YOUR GOAL » Filter the entries down to the lines containing "Chiesa", and copy those lines.

Dataset excerpts »
|---|

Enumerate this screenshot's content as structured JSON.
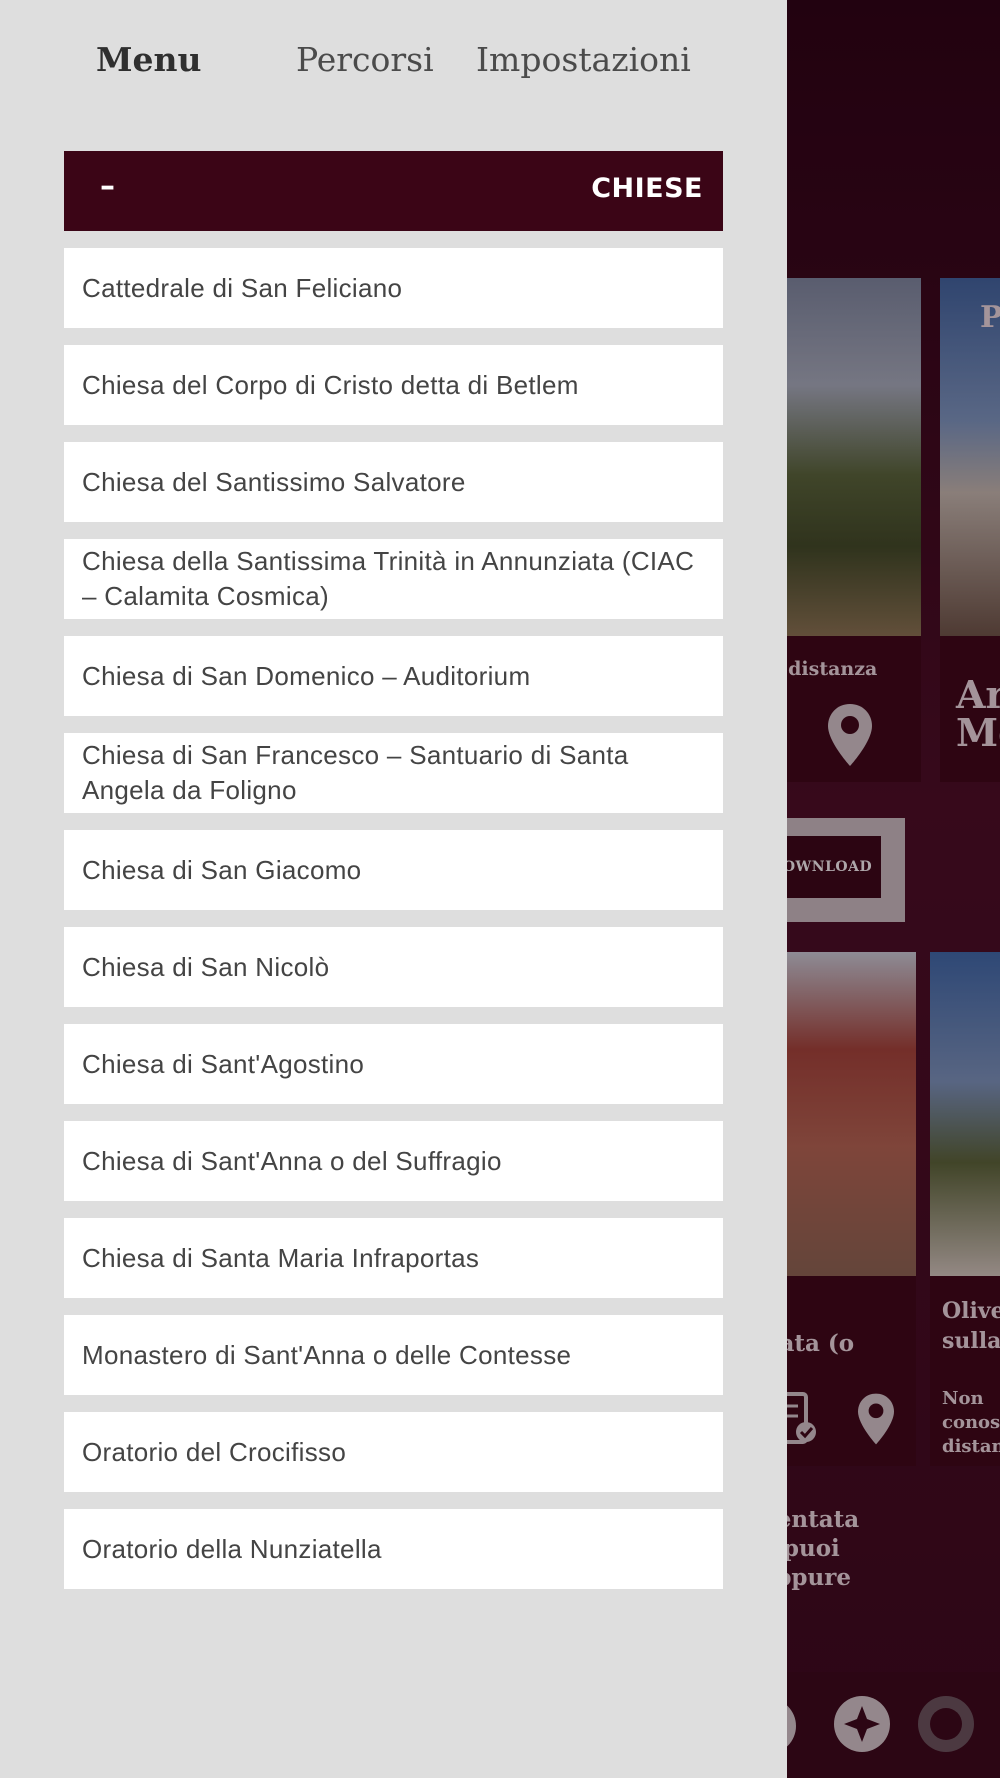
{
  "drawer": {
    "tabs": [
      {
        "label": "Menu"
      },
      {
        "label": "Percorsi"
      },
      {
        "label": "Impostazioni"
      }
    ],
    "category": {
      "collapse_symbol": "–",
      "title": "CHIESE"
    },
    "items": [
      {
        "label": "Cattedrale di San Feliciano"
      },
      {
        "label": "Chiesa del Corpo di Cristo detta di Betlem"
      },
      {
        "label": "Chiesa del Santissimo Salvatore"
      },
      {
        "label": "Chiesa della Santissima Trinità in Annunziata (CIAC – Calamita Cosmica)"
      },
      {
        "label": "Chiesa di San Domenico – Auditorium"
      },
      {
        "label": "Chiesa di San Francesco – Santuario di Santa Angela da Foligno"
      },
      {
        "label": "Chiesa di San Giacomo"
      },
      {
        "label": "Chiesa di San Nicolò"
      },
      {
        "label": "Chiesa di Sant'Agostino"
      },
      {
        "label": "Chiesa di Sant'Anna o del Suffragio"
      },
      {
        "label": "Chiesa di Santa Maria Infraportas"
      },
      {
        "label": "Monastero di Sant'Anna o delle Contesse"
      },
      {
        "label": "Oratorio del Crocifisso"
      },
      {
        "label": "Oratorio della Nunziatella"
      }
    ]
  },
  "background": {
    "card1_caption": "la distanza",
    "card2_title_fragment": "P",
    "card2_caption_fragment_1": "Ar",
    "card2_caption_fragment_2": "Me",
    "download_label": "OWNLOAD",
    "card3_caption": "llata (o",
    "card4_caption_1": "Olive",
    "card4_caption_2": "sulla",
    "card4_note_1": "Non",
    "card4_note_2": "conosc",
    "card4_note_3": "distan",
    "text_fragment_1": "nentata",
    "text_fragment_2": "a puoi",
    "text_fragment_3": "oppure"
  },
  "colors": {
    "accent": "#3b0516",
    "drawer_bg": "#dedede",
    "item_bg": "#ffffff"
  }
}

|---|

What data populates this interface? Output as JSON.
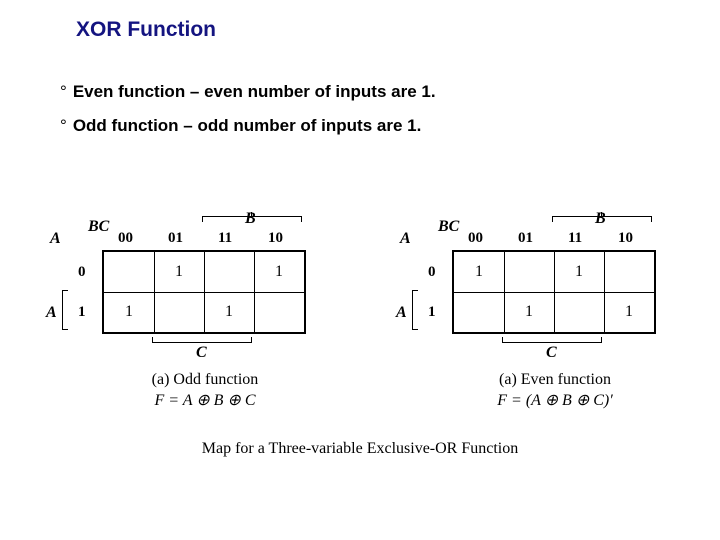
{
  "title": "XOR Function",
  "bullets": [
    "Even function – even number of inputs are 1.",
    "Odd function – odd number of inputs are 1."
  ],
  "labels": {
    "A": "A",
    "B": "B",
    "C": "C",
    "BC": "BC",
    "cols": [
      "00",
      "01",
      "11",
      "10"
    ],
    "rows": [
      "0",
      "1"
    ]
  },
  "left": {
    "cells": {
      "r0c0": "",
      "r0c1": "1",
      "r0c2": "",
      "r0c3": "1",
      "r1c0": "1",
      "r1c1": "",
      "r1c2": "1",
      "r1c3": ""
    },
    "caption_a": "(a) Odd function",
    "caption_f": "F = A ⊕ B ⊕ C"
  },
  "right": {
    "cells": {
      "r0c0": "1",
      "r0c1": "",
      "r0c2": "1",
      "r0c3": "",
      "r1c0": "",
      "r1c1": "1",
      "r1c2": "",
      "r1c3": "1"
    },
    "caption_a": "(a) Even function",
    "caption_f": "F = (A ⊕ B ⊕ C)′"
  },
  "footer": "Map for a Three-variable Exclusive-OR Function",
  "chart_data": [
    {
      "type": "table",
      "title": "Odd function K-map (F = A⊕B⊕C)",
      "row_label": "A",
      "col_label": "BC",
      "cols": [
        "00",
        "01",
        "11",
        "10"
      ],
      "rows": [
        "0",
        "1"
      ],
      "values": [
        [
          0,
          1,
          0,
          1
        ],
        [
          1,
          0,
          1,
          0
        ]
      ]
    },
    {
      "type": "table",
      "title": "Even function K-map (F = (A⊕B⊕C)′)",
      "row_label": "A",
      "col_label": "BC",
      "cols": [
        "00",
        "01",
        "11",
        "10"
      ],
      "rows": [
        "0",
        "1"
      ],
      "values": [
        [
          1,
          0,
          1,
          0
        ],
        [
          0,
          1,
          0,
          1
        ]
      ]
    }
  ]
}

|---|

WRITTEN REPLY »
        "label": "Chiesa del Corpo di Cristo detta di Betlem"
        "label": "Chiesa del Santissimo Salvatore"
        "label": "Chiesa della Santissima Trinità in Annunziata (CIAC – Calamita Cosmica)"
        "label": "Chiesa di San Domenico – Auditorium"
        "label": "Chiesa di San Francesco – Santuario di Santa Angela da Foligno"
        "label": "Chiesa di San Giacomo"
        "label": "Chiesa di San Nicolò"
        "label": "Chiesa di Sant'Agostino"
        "label": "Chiesa di Sant'Anna o del Suffragio"
        "label": "Chiesa di Santa Maria Infraportas"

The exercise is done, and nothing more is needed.